We’ve heard this complaint from many an editor before, that they don’t get the glory of the director, but feel they are usually just as responsible (if not more so) for the outcome of the film. When the film ended the two stood before the audience side by side. Three questions in, and still none were for Mr. Erskine. Finally, we posed one for him. His spirits were notably lifted.
A different kind of spirit, and a different kind of cult, possesses Marina Abramović: The Artist is Present, directed by Matthew Akers with Jeff Dupre. In case you were not in New York and at the Museum of Modern Art between March and May of 2010, Marina Abramović is a performance artist whose retrospective involved her sitting in a chair every hour the museum was open for three months, available to audience members should they want to sit in a chair opposite her.
Marina Abramović has been performing body endurance art for over 40 years.
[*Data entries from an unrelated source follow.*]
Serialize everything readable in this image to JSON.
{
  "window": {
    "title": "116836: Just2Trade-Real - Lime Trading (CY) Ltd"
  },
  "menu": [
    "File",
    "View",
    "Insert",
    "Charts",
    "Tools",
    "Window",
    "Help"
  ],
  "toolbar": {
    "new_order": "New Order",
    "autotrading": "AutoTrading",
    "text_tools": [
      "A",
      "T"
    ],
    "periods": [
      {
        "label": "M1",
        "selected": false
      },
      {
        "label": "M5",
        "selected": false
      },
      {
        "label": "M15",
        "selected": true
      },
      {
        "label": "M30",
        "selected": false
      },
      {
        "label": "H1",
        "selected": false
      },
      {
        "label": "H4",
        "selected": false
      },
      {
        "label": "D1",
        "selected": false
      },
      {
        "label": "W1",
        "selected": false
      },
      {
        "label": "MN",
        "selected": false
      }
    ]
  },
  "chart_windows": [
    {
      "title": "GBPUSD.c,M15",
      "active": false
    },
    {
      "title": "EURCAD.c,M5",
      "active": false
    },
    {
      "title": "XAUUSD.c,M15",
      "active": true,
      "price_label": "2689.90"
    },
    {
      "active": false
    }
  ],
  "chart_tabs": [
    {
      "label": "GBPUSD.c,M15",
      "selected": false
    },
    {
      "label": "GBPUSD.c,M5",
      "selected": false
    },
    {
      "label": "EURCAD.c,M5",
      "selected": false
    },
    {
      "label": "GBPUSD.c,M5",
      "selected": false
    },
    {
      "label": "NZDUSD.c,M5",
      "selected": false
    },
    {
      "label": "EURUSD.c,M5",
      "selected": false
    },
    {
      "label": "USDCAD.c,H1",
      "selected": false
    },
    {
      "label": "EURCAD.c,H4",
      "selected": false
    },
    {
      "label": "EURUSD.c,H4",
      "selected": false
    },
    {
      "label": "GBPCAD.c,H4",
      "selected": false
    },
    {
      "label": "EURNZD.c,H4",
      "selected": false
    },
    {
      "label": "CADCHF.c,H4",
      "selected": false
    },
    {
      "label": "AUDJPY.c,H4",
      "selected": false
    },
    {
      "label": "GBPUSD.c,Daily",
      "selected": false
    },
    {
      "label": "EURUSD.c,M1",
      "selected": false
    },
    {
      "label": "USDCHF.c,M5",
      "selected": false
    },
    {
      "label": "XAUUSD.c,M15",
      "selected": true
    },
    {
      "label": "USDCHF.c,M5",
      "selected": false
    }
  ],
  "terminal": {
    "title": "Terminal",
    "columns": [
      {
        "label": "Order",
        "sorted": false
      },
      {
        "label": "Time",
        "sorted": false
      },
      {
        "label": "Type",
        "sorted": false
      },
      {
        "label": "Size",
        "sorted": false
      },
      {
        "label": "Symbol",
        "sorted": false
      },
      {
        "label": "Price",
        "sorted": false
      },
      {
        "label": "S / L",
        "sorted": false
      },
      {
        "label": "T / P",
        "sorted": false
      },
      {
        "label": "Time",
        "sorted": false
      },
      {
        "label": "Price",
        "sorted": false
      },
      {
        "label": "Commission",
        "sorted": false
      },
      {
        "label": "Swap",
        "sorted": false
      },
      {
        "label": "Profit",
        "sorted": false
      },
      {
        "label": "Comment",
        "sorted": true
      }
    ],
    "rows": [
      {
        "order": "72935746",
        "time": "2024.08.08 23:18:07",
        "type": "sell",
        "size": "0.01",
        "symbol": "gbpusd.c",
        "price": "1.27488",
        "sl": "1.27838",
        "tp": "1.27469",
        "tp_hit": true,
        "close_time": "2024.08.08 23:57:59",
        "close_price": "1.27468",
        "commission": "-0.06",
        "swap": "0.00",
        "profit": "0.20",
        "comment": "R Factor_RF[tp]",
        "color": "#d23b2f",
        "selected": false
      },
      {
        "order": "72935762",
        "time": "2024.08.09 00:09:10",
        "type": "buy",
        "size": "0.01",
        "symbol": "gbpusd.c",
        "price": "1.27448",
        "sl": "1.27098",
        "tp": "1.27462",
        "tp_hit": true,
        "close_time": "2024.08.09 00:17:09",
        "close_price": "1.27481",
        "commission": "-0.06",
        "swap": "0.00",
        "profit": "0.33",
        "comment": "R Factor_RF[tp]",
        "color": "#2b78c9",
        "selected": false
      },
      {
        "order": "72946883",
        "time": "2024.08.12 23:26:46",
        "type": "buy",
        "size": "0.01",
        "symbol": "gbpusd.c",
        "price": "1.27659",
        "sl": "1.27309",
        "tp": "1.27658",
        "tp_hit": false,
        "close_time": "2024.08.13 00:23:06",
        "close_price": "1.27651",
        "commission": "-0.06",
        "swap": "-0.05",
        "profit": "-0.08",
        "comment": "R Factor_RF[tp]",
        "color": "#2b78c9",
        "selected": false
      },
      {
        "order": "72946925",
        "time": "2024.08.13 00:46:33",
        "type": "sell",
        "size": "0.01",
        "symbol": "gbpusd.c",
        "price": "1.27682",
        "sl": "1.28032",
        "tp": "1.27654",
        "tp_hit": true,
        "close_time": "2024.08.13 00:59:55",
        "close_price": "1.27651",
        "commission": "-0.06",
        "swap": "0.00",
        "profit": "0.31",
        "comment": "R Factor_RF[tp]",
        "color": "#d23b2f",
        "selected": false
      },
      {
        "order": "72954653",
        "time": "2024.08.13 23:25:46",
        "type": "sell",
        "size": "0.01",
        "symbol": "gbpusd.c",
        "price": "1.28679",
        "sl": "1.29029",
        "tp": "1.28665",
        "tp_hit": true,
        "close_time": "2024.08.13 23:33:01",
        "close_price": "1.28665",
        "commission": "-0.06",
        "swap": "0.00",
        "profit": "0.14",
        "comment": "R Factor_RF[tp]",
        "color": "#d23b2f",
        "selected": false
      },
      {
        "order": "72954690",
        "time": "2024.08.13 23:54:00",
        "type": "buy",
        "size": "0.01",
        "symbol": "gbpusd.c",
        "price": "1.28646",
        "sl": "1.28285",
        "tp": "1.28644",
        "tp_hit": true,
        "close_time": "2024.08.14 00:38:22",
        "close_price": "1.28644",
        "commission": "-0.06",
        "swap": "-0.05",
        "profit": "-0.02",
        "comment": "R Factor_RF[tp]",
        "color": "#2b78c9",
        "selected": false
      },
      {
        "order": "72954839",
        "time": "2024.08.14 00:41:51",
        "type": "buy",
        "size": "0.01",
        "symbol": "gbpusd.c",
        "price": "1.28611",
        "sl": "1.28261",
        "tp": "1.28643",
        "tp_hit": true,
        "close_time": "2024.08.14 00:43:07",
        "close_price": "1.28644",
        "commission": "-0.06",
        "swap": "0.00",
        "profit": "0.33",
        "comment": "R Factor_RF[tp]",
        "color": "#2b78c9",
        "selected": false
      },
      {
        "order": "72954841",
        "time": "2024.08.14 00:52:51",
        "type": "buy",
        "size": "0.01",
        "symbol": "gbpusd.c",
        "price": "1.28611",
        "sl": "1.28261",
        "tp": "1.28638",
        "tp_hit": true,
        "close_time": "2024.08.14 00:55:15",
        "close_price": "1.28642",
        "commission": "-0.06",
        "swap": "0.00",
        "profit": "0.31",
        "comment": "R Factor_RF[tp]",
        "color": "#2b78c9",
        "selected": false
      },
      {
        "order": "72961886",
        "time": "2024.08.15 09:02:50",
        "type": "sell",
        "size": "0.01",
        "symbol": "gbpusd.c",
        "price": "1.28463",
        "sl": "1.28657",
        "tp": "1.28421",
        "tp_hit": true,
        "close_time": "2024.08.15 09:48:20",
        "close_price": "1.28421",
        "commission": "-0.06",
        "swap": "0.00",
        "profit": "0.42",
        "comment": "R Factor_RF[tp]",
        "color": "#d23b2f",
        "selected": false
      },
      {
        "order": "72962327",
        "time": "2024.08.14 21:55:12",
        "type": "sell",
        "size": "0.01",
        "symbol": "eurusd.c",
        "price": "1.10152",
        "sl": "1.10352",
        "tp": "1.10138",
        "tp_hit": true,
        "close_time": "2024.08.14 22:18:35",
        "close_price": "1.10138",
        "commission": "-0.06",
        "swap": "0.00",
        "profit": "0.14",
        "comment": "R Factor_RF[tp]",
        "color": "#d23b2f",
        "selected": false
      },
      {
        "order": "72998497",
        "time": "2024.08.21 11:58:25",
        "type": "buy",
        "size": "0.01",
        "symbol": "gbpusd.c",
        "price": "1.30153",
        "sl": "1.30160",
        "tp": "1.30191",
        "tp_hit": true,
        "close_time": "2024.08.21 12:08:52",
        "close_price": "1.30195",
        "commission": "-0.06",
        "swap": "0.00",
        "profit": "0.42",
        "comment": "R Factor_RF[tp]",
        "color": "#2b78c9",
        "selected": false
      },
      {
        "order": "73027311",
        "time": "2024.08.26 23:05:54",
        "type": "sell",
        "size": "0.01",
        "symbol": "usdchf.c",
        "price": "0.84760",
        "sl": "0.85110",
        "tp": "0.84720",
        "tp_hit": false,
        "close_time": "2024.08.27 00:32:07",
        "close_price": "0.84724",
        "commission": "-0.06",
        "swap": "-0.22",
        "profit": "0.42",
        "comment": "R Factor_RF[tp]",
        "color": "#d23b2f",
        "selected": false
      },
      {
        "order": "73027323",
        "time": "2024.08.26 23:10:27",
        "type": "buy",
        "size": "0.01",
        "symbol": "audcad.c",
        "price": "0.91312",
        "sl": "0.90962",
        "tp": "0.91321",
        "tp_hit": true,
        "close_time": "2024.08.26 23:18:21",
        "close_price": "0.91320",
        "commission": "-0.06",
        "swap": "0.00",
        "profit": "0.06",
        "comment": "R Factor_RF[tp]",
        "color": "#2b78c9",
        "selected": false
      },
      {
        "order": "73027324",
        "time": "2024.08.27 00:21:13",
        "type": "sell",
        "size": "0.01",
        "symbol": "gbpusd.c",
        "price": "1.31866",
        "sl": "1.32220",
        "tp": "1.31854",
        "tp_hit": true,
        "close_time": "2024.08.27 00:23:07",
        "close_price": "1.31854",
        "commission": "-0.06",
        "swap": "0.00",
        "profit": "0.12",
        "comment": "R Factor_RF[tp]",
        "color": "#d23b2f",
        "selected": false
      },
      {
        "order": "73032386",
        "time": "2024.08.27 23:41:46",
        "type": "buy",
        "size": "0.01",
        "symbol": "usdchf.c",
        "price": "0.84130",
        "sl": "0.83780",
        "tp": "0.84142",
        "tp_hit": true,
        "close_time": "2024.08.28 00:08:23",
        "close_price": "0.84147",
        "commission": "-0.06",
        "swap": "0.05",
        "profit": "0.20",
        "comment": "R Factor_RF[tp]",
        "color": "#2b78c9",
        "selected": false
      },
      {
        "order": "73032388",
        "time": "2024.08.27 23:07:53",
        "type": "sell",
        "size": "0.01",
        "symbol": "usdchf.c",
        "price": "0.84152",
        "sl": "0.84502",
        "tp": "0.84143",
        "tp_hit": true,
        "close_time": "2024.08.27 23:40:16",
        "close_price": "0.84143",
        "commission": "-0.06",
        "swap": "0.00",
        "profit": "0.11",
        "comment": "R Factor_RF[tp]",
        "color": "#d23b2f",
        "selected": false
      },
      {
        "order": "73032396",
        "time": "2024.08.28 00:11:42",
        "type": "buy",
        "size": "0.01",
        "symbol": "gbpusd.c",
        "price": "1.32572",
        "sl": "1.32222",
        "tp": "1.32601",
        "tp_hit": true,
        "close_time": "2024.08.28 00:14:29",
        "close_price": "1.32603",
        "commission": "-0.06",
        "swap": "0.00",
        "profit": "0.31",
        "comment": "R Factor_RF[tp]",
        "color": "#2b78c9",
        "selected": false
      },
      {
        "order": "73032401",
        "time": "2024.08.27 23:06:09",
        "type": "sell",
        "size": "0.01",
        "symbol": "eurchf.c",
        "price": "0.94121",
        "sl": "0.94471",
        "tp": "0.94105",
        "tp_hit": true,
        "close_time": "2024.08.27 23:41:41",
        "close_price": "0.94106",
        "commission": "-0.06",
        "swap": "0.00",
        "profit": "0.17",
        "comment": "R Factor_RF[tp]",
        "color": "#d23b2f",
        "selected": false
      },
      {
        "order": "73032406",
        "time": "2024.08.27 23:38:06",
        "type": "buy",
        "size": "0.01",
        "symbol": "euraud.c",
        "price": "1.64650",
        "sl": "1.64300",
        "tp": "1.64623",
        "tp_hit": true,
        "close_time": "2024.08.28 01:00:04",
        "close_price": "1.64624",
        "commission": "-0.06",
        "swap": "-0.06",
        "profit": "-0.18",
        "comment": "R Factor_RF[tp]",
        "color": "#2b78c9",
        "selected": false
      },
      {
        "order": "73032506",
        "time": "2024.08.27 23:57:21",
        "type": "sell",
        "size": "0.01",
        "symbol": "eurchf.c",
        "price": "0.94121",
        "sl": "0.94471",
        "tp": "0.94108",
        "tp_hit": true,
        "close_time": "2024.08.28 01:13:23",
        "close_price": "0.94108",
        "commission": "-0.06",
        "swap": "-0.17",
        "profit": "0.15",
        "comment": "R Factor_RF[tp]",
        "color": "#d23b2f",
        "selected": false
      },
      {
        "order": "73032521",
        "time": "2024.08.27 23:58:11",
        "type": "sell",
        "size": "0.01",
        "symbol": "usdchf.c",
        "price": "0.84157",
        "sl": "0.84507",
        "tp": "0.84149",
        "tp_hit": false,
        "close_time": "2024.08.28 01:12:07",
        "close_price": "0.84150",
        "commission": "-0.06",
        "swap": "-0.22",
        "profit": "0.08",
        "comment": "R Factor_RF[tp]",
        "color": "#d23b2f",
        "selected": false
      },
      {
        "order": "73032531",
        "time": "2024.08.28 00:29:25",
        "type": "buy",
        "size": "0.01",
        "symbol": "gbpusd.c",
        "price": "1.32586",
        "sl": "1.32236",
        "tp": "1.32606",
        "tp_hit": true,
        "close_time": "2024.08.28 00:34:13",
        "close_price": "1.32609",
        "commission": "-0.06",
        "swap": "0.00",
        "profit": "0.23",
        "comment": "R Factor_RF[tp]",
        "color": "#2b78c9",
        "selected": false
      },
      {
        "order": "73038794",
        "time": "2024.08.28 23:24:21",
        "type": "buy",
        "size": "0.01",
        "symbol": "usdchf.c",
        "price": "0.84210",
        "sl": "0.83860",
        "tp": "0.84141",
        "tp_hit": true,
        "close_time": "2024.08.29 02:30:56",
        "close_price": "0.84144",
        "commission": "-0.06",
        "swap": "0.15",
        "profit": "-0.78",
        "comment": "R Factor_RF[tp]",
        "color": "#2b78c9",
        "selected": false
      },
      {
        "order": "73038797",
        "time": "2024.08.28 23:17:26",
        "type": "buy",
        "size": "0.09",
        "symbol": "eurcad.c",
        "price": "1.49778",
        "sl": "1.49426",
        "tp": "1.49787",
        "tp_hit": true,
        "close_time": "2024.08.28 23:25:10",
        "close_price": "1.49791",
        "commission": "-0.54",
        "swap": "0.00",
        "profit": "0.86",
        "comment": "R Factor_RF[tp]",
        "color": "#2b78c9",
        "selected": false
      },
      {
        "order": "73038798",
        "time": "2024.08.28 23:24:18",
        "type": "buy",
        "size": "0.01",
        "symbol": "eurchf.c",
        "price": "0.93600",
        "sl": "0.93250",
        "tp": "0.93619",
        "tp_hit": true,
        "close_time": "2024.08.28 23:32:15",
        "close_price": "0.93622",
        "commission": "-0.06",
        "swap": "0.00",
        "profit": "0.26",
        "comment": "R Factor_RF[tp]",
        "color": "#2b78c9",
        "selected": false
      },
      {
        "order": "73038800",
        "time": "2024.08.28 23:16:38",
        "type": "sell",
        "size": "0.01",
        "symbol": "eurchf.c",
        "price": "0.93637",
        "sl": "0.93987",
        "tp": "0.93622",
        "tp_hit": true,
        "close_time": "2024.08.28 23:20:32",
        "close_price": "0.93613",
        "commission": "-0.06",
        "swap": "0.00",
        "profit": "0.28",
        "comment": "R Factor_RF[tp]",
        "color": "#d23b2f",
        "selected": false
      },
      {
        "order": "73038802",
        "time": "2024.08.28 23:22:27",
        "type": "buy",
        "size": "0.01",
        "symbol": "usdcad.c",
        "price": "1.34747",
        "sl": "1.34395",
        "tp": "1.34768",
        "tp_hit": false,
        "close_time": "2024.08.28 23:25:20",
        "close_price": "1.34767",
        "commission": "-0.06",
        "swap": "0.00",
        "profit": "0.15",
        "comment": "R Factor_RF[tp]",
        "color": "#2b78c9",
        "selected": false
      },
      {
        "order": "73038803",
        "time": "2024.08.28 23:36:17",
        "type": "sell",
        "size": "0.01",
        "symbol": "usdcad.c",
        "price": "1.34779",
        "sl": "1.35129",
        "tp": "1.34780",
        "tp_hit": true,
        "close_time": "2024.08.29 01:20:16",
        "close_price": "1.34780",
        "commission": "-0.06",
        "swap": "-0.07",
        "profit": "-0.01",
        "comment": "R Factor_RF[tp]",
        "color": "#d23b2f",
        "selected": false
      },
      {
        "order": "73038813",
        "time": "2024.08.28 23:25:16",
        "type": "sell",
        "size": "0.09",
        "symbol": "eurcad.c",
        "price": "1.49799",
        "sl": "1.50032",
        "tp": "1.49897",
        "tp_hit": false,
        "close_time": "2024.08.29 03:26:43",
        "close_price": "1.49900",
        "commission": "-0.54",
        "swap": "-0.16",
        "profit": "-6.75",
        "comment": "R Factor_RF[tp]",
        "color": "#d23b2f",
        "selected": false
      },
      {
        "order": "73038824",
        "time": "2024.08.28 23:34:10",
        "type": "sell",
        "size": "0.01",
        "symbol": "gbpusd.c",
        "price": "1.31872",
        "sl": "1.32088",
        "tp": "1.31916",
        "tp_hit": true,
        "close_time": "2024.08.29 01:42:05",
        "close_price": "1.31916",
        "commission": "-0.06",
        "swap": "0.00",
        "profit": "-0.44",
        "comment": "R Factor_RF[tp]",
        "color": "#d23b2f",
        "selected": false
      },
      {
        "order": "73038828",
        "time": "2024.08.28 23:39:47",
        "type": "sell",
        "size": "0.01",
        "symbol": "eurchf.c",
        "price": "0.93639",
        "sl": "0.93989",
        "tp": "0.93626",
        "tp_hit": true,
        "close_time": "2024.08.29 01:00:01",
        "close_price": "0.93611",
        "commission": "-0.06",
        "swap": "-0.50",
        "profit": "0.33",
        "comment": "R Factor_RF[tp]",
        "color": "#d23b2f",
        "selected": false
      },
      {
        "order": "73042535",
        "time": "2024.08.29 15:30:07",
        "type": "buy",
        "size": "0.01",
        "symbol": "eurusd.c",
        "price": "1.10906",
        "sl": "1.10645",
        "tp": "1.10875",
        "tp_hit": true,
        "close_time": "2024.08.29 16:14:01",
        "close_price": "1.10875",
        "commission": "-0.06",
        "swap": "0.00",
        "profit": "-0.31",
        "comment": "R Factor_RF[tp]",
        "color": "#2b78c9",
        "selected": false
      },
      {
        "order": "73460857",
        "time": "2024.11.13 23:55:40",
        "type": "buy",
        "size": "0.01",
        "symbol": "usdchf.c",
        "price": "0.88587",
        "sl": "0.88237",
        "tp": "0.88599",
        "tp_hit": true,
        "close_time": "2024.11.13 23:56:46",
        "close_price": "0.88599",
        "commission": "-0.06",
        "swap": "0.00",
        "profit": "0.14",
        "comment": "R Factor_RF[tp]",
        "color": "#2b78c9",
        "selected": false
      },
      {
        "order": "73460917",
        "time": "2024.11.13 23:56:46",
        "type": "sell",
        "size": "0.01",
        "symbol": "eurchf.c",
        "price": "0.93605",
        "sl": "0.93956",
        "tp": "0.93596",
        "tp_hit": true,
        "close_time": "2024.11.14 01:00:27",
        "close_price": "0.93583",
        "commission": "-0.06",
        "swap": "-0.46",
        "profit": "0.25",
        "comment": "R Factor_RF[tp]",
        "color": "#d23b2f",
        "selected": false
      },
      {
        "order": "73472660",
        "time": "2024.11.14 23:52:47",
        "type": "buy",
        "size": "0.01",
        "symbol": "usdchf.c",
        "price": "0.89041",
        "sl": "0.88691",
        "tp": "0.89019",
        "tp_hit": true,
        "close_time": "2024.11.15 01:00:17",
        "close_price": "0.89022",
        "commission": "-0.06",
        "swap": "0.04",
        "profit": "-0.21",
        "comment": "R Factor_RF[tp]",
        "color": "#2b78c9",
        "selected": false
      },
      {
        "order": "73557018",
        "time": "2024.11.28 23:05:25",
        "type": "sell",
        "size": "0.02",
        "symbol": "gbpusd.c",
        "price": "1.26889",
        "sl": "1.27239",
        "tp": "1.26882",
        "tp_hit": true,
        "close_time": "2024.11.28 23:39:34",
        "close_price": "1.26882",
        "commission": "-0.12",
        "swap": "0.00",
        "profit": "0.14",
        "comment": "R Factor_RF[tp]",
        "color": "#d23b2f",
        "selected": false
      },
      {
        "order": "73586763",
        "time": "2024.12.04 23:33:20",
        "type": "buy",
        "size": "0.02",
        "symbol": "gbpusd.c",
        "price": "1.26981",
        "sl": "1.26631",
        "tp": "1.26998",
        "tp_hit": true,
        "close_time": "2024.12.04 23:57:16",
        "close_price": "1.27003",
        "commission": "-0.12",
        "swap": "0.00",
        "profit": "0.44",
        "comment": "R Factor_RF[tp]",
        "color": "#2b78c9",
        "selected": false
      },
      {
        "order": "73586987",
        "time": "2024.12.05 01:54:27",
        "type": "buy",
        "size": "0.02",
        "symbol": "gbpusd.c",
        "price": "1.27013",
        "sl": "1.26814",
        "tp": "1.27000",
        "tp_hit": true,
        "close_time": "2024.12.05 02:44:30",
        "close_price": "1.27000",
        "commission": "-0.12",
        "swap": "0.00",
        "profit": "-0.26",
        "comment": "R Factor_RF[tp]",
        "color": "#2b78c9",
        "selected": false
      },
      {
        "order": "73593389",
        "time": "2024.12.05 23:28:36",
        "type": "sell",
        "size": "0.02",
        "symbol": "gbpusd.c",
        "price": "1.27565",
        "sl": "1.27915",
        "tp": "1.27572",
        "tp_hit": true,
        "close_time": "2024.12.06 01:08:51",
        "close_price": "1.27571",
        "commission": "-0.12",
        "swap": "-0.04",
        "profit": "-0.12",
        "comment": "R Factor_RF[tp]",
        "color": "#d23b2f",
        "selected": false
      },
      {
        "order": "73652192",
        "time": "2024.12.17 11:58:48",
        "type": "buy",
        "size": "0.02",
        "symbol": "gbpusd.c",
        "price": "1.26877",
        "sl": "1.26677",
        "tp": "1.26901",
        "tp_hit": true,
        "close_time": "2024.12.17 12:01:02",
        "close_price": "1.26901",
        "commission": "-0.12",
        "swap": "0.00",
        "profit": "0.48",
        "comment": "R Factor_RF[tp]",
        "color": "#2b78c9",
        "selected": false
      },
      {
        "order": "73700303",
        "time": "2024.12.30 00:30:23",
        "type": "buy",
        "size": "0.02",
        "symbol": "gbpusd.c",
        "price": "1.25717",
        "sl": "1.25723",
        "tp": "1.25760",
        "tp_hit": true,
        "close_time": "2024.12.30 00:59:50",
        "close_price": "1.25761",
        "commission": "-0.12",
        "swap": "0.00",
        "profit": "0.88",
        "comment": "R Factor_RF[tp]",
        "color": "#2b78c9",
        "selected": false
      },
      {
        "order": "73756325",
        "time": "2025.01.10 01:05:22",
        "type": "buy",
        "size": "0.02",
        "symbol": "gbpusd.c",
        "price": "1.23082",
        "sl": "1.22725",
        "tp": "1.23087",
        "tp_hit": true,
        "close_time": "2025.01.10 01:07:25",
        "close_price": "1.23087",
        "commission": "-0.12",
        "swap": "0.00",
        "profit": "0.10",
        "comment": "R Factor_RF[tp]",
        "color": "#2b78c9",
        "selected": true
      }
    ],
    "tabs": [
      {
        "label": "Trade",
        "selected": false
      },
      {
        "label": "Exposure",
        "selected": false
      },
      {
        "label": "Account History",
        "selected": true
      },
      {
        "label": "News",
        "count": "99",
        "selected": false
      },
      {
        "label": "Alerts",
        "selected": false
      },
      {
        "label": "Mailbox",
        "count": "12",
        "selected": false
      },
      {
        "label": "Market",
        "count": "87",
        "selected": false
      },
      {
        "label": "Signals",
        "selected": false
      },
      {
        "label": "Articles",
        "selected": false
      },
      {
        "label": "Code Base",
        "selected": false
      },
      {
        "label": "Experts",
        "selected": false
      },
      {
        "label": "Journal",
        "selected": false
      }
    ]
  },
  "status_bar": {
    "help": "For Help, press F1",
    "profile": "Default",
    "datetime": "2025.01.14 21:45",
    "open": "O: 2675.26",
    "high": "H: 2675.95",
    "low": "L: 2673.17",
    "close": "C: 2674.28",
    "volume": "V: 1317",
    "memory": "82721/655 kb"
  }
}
The question she claims to have been provoking and avoiding all that time is, “Why is this art?” But our question is, “Why is this not religion?” Simeon Stylites lived on top of a column for 37 years and it was clear to everyone in the 5th century that such ascetic practices were a form of religious devotion. Much of the vocabulary of Abromavić’s art, self-flagellation, nakedness, endurance walking, comes directly from religious traditions in which the flesh is there to be tormented.
The centerpiece of the film is the drama of getting the MOMA show up and then surviving it. The film nicely presents Abramović both as a charismatic figure of true devotion and as a showwoman with a taste for very expensive fashion and an ability to market the purity of her endurance. The museum-goers respond to her performance with instinctive religiosity. Unfailingly, those sitting across from her burst into tears. One woman pulls off her dress.
The cult grows and people wait days for a chance to sit before her. All are religious gestures detached from any organization and displaced from the church into the museum. A curator at the MOMA comments on Abromavić’s intense need for the audience. Tellingly, Simeon Stylites climbed up the pillar to get away from the crowds who wanted a piece of his holiness. This distinction reveals more than anything the role of the spirit in the modern age.
Marina Abramović: The Artist is Present
All’s Well that Ends
At the closing night party, a cluster of some of the finest editors known to the business of documentary were gathered around a small table sipping free Pino and nibbling on some local North Carolinian hors d’oeuvres (of the salami rolls and cheese sort). As they gazed at their peers, an elective affinity of directors, cinematographers, producers, one editor noted that this crowd wouldn’t look like much to anyone who didn’t know who they were (think Pennebaker, McElwee, Berliner, Nelson, Froemke and Hegedus, to name a few). But if a bomb dropped on this party right now, the history and future of documentary would pretty much be obliterated. Nobody laughed.